Wednesday, August 22, 2012

Silent Film Star Connections

Scene from "Modern Eden," a movie made in Trenton in 1918.

In 1917 a Toronto film company built a movie studio in what might seem an unlikely location — Trenton, Ontario.

Those who remember the years of Trenton's early film industry recall the thrill of seeing movie stars on the streets of town, shopping at local stores, or enjoying hockey games at the old Quinte Street Arena, wrapped in their coonskin coats.

They remember heads turning as the famous British film director, Captain Bruce Bairnsfather, went by in his chauffeur-driven car, its hood ornament twice the size of a man's hand.

That is how I began my first book, The Movie Years (Mika, 1989), the story of those few, colourful years when my home town was Hollywood North.

The first five-reel film for Canadian National Features was "The Marriage Trap," starring Marguerite Snow and Herbert Prior. That same year, filming got underway on "Power," starring Holbrook Blinn, Mable Trunnelle, and other American film stars. Although Canadian National Features went into receivership before either picture could be released, they did appear in 1918, marketed by another company. Both movies premiered at the Strand in Toronto, and newspaper ads declared them "the most pretentious produced in the Dominion so far."
The Trenton Movie Studio
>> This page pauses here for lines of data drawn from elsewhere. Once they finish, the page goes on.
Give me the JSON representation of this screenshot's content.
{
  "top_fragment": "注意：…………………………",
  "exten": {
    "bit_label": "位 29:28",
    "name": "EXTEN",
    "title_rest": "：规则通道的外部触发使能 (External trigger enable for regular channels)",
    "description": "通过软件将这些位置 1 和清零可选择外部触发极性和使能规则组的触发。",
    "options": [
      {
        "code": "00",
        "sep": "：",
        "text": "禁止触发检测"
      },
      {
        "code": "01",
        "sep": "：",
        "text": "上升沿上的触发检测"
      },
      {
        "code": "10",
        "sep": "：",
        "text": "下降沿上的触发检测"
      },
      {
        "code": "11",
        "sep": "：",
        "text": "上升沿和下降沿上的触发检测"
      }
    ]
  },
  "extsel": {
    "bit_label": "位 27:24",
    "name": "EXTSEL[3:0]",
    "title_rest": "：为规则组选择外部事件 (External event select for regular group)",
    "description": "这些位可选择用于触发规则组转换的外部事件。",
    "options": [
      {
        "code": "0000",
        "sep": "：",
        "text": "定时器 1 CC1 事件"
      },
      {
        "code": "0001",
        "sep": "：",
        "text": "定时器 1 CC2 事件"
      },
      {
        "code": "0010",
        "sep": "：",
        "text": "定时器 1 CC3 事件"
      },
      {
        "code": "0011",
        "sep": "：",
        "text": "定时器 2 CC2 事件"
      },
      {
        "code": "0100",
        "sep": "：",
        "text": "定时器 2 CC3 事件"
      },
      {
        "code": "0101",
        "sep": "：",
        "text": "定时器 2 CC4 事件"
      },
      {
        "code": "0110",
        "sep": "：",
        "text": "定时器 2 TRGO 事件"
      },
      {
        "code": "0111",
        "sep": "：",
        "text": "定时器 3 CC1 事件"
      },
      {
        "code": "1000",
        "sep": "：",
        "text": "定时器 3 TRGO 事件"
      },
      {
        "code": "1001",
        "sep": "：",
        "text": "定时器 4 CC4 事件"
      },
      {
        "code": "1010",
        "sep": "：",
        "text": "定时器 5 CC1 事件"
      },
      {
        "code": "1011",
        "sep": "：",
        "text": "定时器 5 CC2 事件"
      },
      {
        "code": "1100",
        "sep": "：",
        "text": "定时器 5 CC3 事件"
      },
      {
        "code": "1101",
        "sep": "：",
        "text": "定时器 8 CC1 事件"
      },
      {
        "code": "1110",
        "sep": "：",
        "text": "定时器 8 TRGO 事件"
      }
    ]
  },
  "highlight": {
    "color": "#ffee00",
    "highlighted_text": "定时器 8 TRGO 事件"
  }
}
The names of those early actors meant little to me twenty-five years ago when I was writing The Movie Years. But when I was more recently researching the career of Mary Pickford for my book Mary Pickford, Canada's Silent Siren, America's Sweetheart (Dundurn, 2011) and I encountered them again, they seemed to spring off the page at me.

Although I never discovered anything to indicate Mary Pickford had ever been at the Trenton Studio, I found it interesting that some of the silent movie stars who had worked here in Trenton went on to appear in movies with the fabulous Pickford.

Holbrook Blinn, who starred in "Power" in 1917, played the king opposite Pickford in the acclaimed silent film "Rosita", directed by Ernst Lubitsch.

Herbert Prior ("The Marriage Trap") had an interesting career. Early on he was a member of the Edison Stock Co. and the D.W. Griffith Stock Co., later joining Biograph where Mary got her start in moving pictures, under the direction of the brilliant D.W. Griffith. Prior was married to Mabel Trunnelle, who also played in "Power,"  here in Trenton.

Prior, an English-born actor, and Trunnelle made scores of films together. They were known as Hollywood's favourite couple until they were eclipsed by none other than Mary Pickford and Douglas Fairbanks.

Mary and Doug, Hollywood's favourite couple.

Monday, August 13, 2012

A Man of Letters

My father loved words.

 He was not what you'd call an educated man. He never went to college, never earned a university degree. In fact, he left his home in England in 1923 at the age of seventeen, having passed his high school "O Levels." He came to Canada, reconnected with some of his cousins here, found work, got married, and spent a number of years in the RCAF during and after World War II. He and my mother, an elementary school teacher, raised a family of five children.

A lifelong reader, Dad used to send for secondhand books, mostly classic literature, from a book dealer in England. I remember his look of eager anticipation as he opened his jackknife to cut the string that bound the neatly wrapped, brown paper package containing two or three of the books he'd been waiting for.

My father was the one we went to if one of us wanted to know the meaning of a word we'd come across in our own reading, even though we knew his answer would always be the same: "Look it up in the dictionary."

In Quebec City. Dad, my sister Mary, and myself. Wearing fur was the fashion in the Forties.
Dad had a large vocabulary and an elegant way of expressing himself in the many letters he wrote home to the "old country" or to us kids after we'd left the nest. When he and my mother — another avid reader— had both retired, they played a game of "Scrabble" together every evening for the rest of their lives. 

After his death, twenty years ago now, I chose several volumes of my father's treasured books for my own library. Dad owned a number of dictionaries and I claimed one, also his Bartlett's Familiar Quotations, Roget's Thesaurus of the English Language, Modern English Useage, and several volumes of his favourite classics that ranged from Charles Dickens to The Rubaiyat of Omar Khayyam.

The five of us were fortunate to be raised by such loving and literate parents.